Early Childhood Integrated Financing Toolkit
Child Care and Development Fund [CCDF]also known to state lead agencies as Child Care and Development Block Grant (CCDBG)
Federal Funding Streams: Requirements and Detailed Information
Federal Agency: U.S. Department of Health & Human Services, Administration for Children & Families, Office of Child Care
Federal Funds for VA: $161.7 M federal
$63.7 M required state match and maintenance of effort funds in FY18
What Are the Main Requirements?
How do Federal Funds Flow?

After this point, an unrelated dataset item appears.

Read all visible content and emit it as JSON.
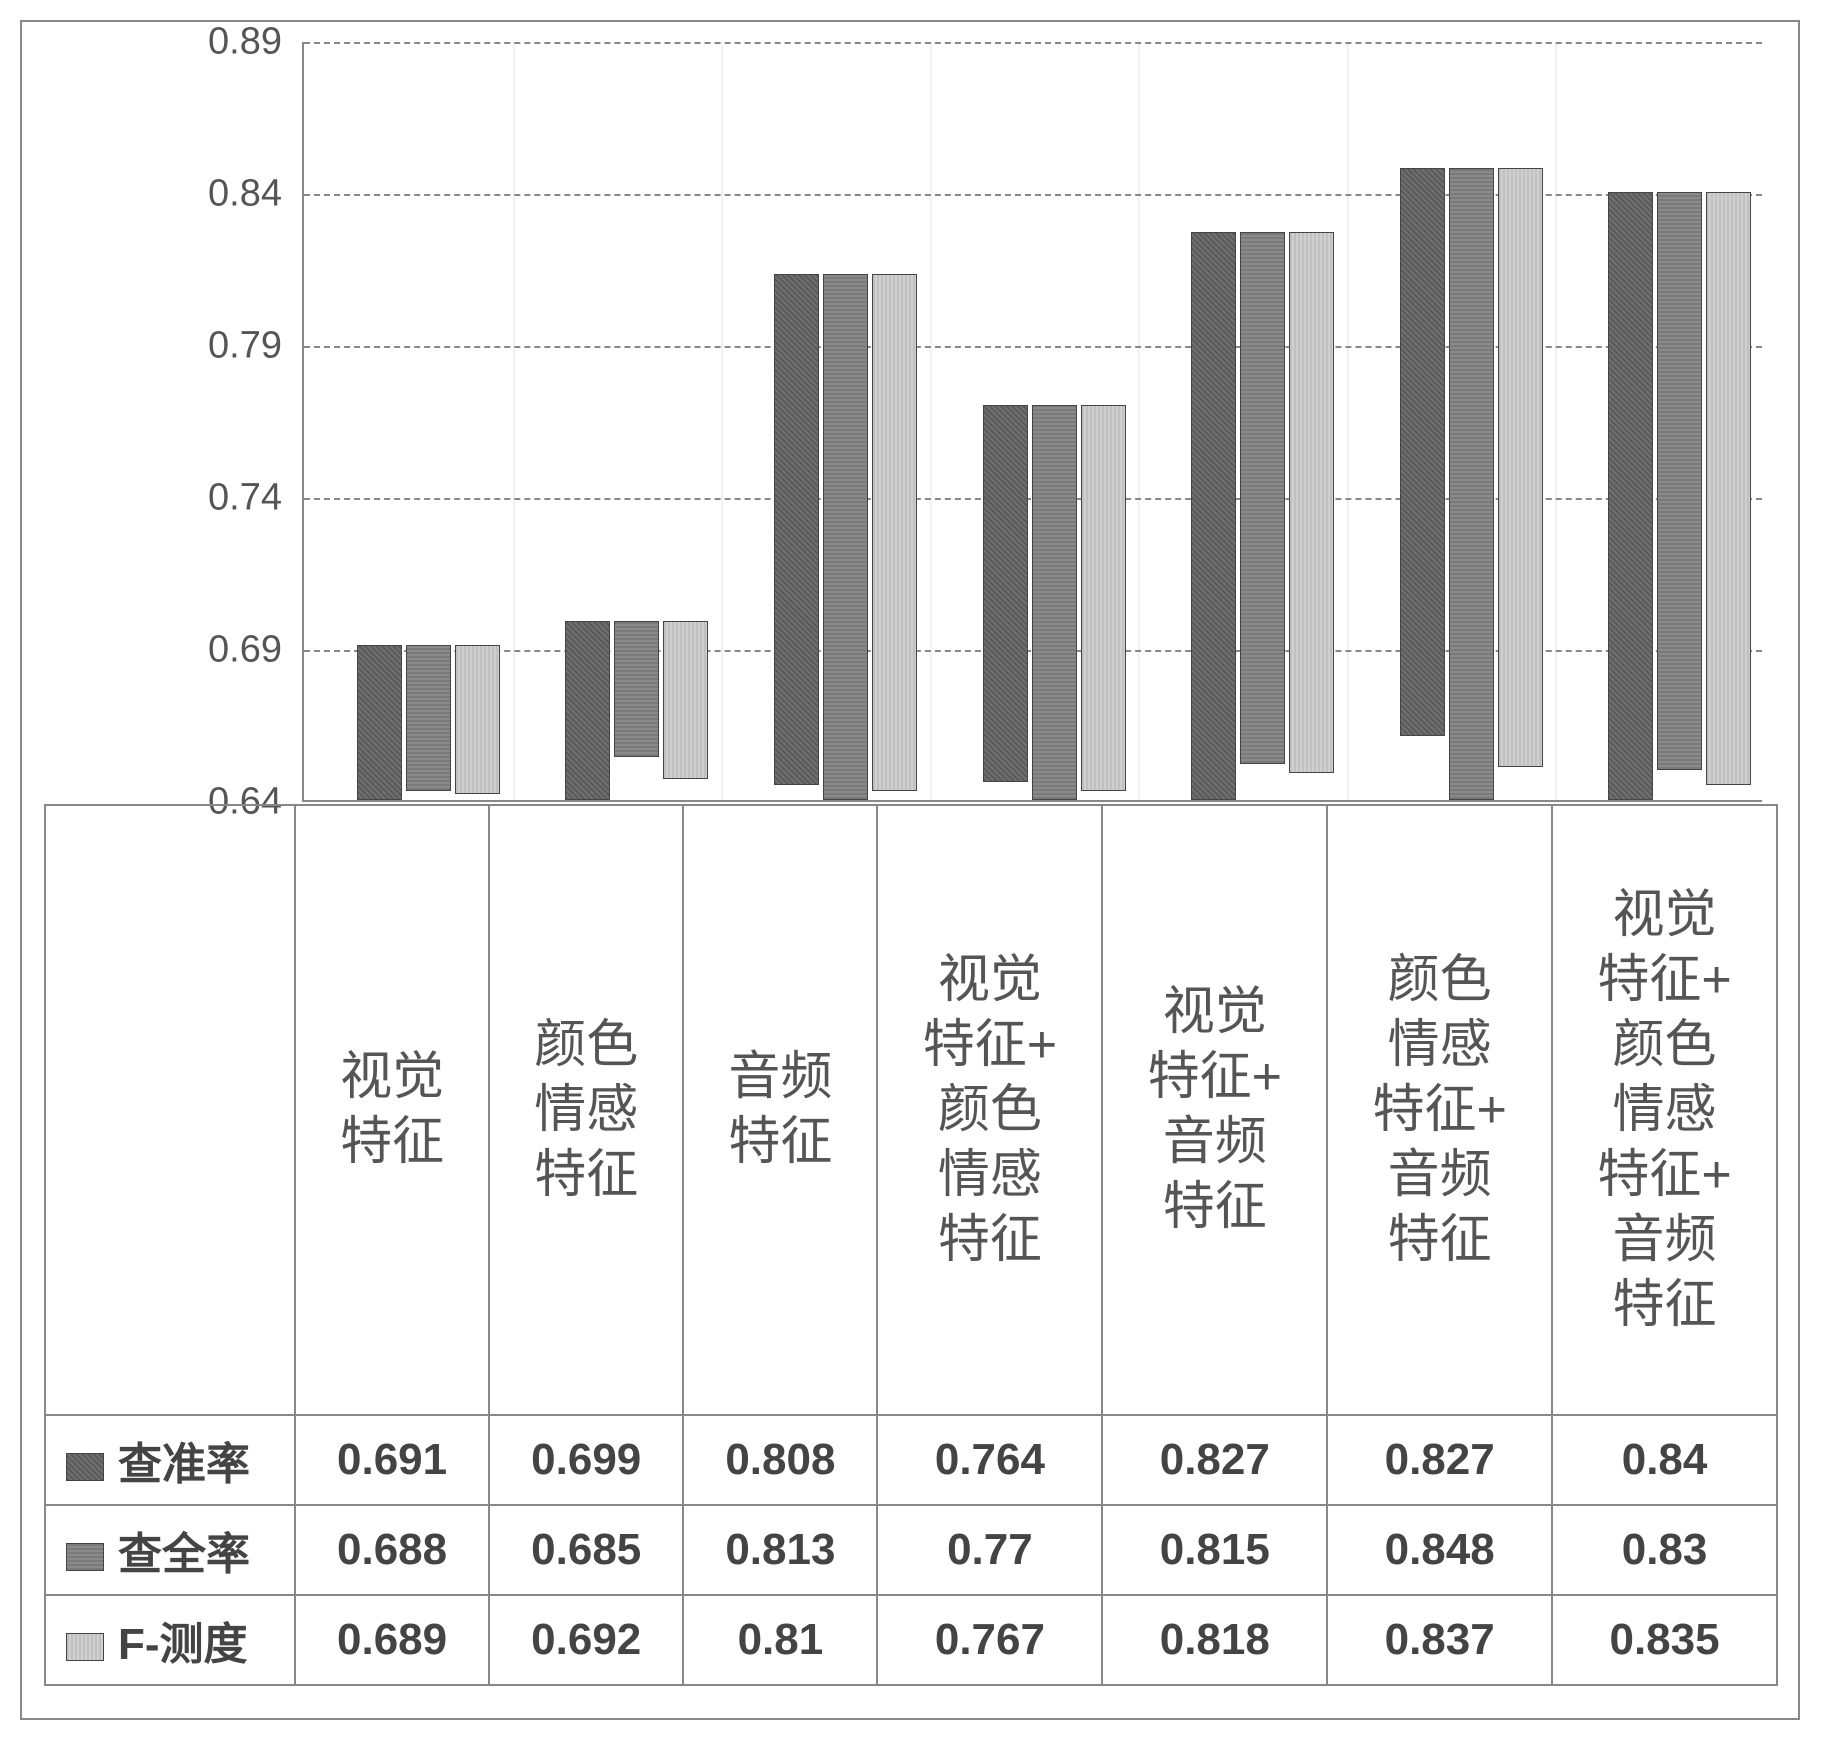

When first created, CCDF was intended to help parents in work or education/training to pay for child care. The 2014 bipartisan reauthorization expanded its purpose to improve child care and development of participating children. While the majority of CCDF funds support Virginia’s Child Care Subsidy program, CCDF funds are also used for quality improvement.
CCDF Child Care Subsidy (also known in Virginia as DSS Subsidy): operates under regulations approved by the State Board of Social Services and under a CCDF State Plan reviewed by stakeholders and approved by the federal Office of Child Care.
In FFY20, lead agencies must expend no less than 9% of CCDF funds to improve the quality of child care services for all children, and no less than 3% related to quality of care for infants & toddlers.
• Children living in low-income families with parent(s) working or
• In Virginia, the Department of Social Services (VDSS) is the designated lead agency.
• State block grants provide parameters for how funds may be used, but provide significant leeway to the state lead agency.
• For child care subsidy, states set eligibility levels, determine intake processes, copayment sliding fee, provider payment practices, and payment levels within federal parameters. For example, states may use a mix of contracts/grants direct to providers and certificates/vouchers to help families pay for child care.
Subsidy funds flow from VDSS to 120 local department of social services offices where families go to apply and receive case management services.
• For quality improvement in Virginia, programs activities include but are not limited to Virginia Quality (quality rating and improvement system); Infant & Toddler Specialist Network (training and technical assistance for providers serving infants and toddlers); child care licensure; IMPACT professional development registry; training through the Community College Workforce Alliance, PSU Better Kid Care and Child Care Aware; Virginia Child Care Provider Scholarship Program; Child Care Provider Low Interest Loan Program; consumer education; and child care resource and referral.
• Federal CCDF regulations: